In a way, it sounds sort of silly. I mean, you'd think House Insurance would cover everything. The last place I lived, the home owners were required to purchase flood insurance in addition to their regular house insurance if they were still paying on the loan for their home. With that being said, some areas have other additional plans for stuff like hurricanes, earthquakes, etc. However, I've never really thought about sinkhole insurance before. These things can happen anywhere, apparently. I wonder if this applies to car insurance as well? No, surely not... I say that because I've also heard of cars getting trapped inside sinkholes while driving down the road. Anyway...

I was reading about this topic last night and there seems to be a lot of information on the Internet about this subject. I even seen a couple silly how-to "articles" out there about this type of insurance. I mean, who needs to read a how-to page about getting sinkhole insurance? They both had 3 steps listed, followed with some superfluous, vacuous details. It was like: 1) Contact the insurance agent 2) Identify the coverage terms and conditions 3) Pay the premium. Ha-ha! Really? Thanks for that useless how-to advice!

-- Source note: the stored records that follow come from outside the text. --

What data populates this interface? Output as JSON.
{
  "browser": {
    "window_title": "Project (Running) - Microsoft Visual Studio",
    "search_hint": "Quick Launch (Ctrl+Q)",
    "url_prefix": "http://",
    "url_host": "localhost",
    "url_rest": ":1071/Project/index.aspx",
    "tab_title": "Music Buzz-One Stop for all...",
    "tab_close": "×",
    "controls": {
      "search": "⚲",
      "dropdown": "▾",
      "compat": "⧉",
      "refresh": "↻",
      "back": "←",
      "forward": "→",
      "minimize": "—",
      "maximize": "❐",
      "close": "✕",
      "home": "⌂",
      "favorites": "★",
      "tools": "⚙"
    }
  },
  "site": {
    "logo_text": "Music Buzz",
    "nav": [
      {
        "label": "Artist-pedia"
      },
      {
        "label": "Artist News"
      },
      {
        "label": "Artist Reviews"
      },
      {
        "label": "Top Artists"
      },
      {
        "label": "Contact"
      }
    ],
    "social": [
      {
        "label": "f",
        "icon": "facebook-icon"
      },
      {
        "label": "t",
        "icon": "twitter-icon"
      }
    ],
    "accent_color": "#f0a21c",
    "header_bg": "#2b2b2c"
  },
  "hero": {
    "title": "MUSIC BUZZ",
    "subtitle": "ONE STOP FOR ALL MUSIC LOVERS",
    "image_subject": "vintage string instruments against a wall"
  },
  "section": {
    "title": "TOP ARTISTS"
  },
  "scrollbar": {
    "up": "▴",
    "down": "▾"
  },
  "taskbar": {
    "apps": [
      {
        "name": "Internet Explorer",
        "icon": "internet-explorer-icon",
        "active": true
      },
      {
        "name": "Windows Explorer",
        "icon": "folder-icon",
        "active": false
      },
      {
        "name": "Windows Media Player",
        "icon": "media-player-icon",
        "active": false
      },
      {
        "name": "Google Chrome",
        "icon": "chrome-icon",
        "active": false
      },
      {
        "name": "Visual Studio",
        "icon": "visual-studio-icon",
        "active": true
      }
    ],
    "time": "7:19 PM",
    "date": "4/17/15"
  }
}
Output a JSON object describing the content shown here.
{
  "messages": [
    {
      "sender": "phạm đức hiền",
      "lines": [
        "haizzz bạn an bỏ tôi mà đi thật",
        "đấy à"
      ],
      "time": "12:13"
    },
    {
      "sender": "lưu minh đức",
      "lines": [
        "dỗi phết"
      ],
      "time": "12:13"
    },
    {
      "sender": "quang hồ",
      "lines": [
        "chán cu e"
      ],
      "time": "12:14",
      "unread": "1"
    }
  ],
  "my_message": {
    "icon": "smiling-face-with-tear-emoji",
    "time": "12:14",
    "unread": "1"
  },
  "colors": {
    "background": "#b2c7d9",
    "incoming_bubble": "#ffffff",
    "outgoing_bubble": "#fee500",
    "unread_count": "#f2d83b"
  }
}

A couple related articles on the Web to further your reading:
www.einsurance.com/journal/homeowners-insurance-sinkholes/
www.insurancequotes.com/home/sinkhole-insurance

Image Credit: This photograph is in the Public Domain and is not under copyright protection.

---End of Post "Can you buy Sinkhole Insurance?"

Semi-related Post:

Whole Chickens are the Best?

After reading a couple articles online that related to chicken, it reminded me of something I was told several years ago. First of all, I don't know if this is true, but it sounds very plausible for today's food market, but don't take me up on it. I'm only repeating what I was told.

Anyway, the guy said that he used to know a food safety inspector personally, and that she once gave him an insider tip. She said if you want to purchase disease-free chickens, it is best to only buy whole chickens. She said that a lot of food companies take the diseased chickens and cut off the diseased areas and use 'em for parts. Basically, when you buy a package of chicken wings, legs, thighs, etc., many of those most likely came from diseased chickens. The whole chickens have to be perfect or else they couldn't sell them whole.

You know, that makes sense. However, since I like drumsticks and hot wings so much, I'm yet to start following this advice. I must say, though, some of the best tasting chickens I have ever had, were whole chickens. The things that make you go "hmmm..."

Image Credit: Bing Image Search using the 'free to use & share' function.

---End of Post "Whole Chickens are the Best?"